──────── DATA FOR PROCESSING

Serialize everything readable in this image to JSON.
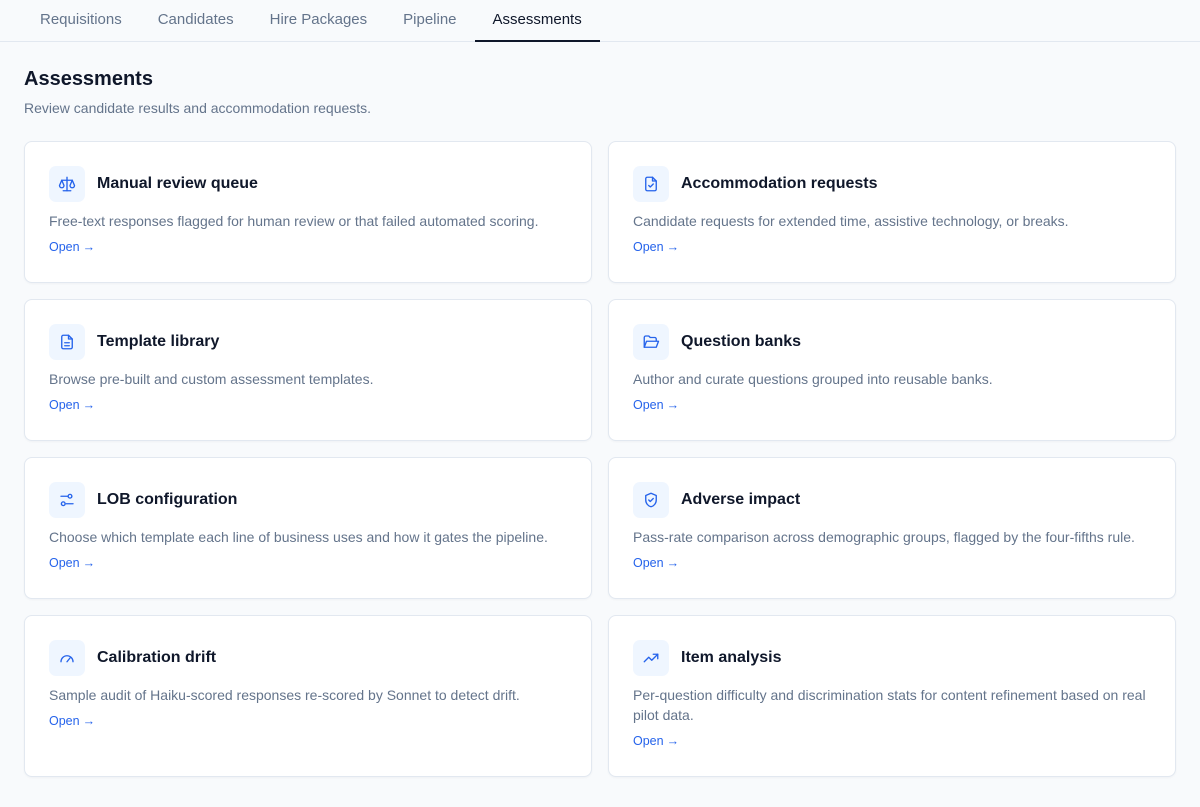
{
  "tabs": [
    {
      "label": "Requisitions"
    },
    {
      "label": "Candidates"
    },
    {
      "label": "Hire Packages"
    },
    {
      "label": "Pipeline"
    },
    {
      "label": "Assessments"
    }
  ],
  "active_tab": "Assessments",
  "page": {
    "title": "Assessments",
    "subtitle": "Review candidate results and accommodation requests."
  },
  "cards": [
    {
      "icon": "scale-icon",
      "title": "Manual review queue",
      "description": "Free-text responses flagged for human review or that failed automated scoring.",
      "link": "Open",
      "arrow": "→"
    },
    {
      "icon": "file-check-icon",
      "title": "Accommodation requests",
      "description": "Candidate requests for extended time, assistive technology, or breaks.",
      "link": "Open",
      "arrow": "→"
    },
    {
      "icon": "document-icon",
      "title": "Template library",
      "description": "Browse pre-built and custom assessment templates.",
      "link": "Open",
      "arrow": "→"
    },
    {
      "icon": "folder-open-icon",
      "title": "Question banks",
      "description": "Author and curate questions grouped into reusable banks.",
      "link": "Open",
      "arrow": "→"
    },
    {
      "icon": "sliders-icon",
      "title": "LOB configuration",
      "description": "Choose which template each line of business uses and how it gates the pipeline.",
      "link": "Open",
      "arrow": "→"
    },
    {
      "icon": "shield-check-icon",
      "title": "Adverse impact",
      "description": "Pass-rate comparison across demographic groups, flagged by the four-fifths rule.",
      "link": "Open",
      "arrow": "→"
    },
    {
      "icon": "gauge-icon",
      "title": "Calibration drift",
      "description": "Sample audit of Haiku-scored responses re-scored by Sonnet to detect drift.",
      "link": "Open",
      "arrow": "→"
    },
    {
      "icon": "trending-up-icon",
      "title": "Item analysis",
      "description": "Per-question difficulty and discrimination stats for content refinement based on real pilot data.",
      "link": "Open",
      "arrow": "→"
    }
  ],
  "colors": {
    "accent": "#2563eb",
    "icon_bg": "#eff6ff",
    "background": "#f8fafc",
    "muted_text": "#64748b",
    "border": "#e2e8f0"
  }
}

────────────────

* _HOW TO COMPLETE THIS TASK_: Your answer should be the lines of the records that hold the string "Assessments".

* _EXERCISE RESULT_:
      "label": "Assessments"
  "active_tab": "Assessments",
    "title": "Assessments",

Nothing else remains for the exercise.